So far up - these people look like sun-bathing ants. 

 
 
It was so hot!  Kevin and I wished we could refresh ourselves in the water, too.  We were heading down into town and we were sure we would make it to the beach, but without a bathing suit, the most we could do was put our feet in!
 

This must be the Bay of Naples - because there's Mt. Vesuvius!
 

This is one of the few pictures of the two of us together on this trip.  I try to pose as often as I can, but hubby isn't really a photographer - though he tries very hard. :)
 
 
 
I have lot of pictures of the town of Sorrento, too.  We enjoyed lots of lemon-y foods (a specialty of the region) and ventured up quiet back streets to see the less tourist-y part of this seaside idyll.  I'll do some more photo sharing next week!
 
Have a wonderful weekend everyone.  I'm back in my hometown for a few days, catching up with old friends and hopefully hitting the beach with my 3 crazy kids. 
 
 
Take care of each other,
 
XOXO
 
Bronwyn

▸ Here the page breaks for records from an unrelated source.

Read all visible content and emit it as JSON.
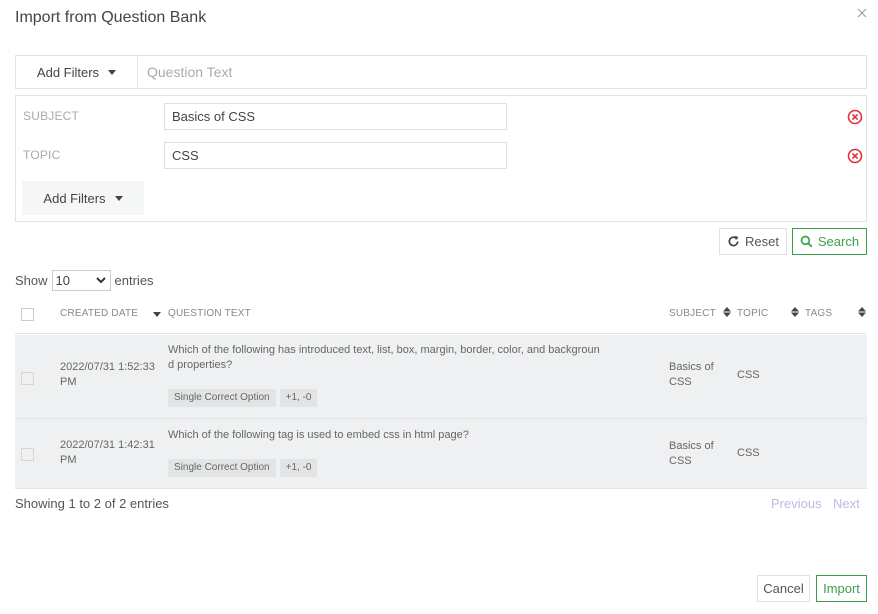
{
  "modal": {
    "title": "Import from Question Bank",
    "close_icon": "close-icon"
  },
  "search": {
    "add_filters_label": "Add Filters",
    "question_placeholder": "Question Text",
    "question_value": ""
  },
  "filters": {
    "items": [
      {
        "label": "SUBJECT",
        "value": "Basics of CSS",
        "remove_icon": "remove-circle-icon"
      },
      {
        "label": "TOPIC",
        "value": "CSS",
        "remove_icon": "remove-circle-icon"
      }
    ],
    "add_filters_label": "Add Filters",
    "remove_color": "#e0313e"
  },
  "actions": {
    "reset_label": "Reset",
    "search_label": "Search",
    "accent_color": "#3aa14a"
  },
  "entries": {
    "show_label": "Show",
    "selected": "10",
    "entries_label": "entries"
  },
  "table": {
    "columns": [
      {
        "key": "created_date",
        "label": "CREATED DATE"
      },
      {
        "key": "question_text",
        "label": "QUESTION TEXT"
      },
      {
        "key": "subject",
        "label": "SUBJECT"
      },
      {
        "key": "topic",
        "label": "TOPIC"
      },
      {
        "key": "tags",
        "label": "TAGS"
      }
    ],
    "rows": [
      {
        "created_date": "2022/07/31 1:52:33 PM",
        "question_text": "Which of the following has introduced text, list, box, margin, border, color, and backgroun d properties?",
        "question_type": "Single Correct Option",
        "marks": "+1, -0",
        "subject": "Basics of CSS",
        "topic": "CSS",
        "tags": ""
      },
      {
        "created_date": "2022/07/31 1:42:31 PM",
        "question_text": "Which of the following tag is used to embed css in html page?",
        "question_type": "Single Correct Option",
        "marks": "+1, -0",
        "subject": "Basics of CSS",
        "topic": "CSS",
        "tags": ""
      }
    ]
  },
  "footer": {
    "showing": "Showing 1 to 2 of 2 entries",
    "previous_label": "Previous",
    "next_label": "Next",
    "cancel_label": "Cancel",
    "import_label": "Import"
  }
}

PS.  I am linking up over at Packing My Suitcase for Allane's "Monday Escapes,"
 Bonnie's "Travel Tuesday" on  A Compass Rose and Our World Tuesday.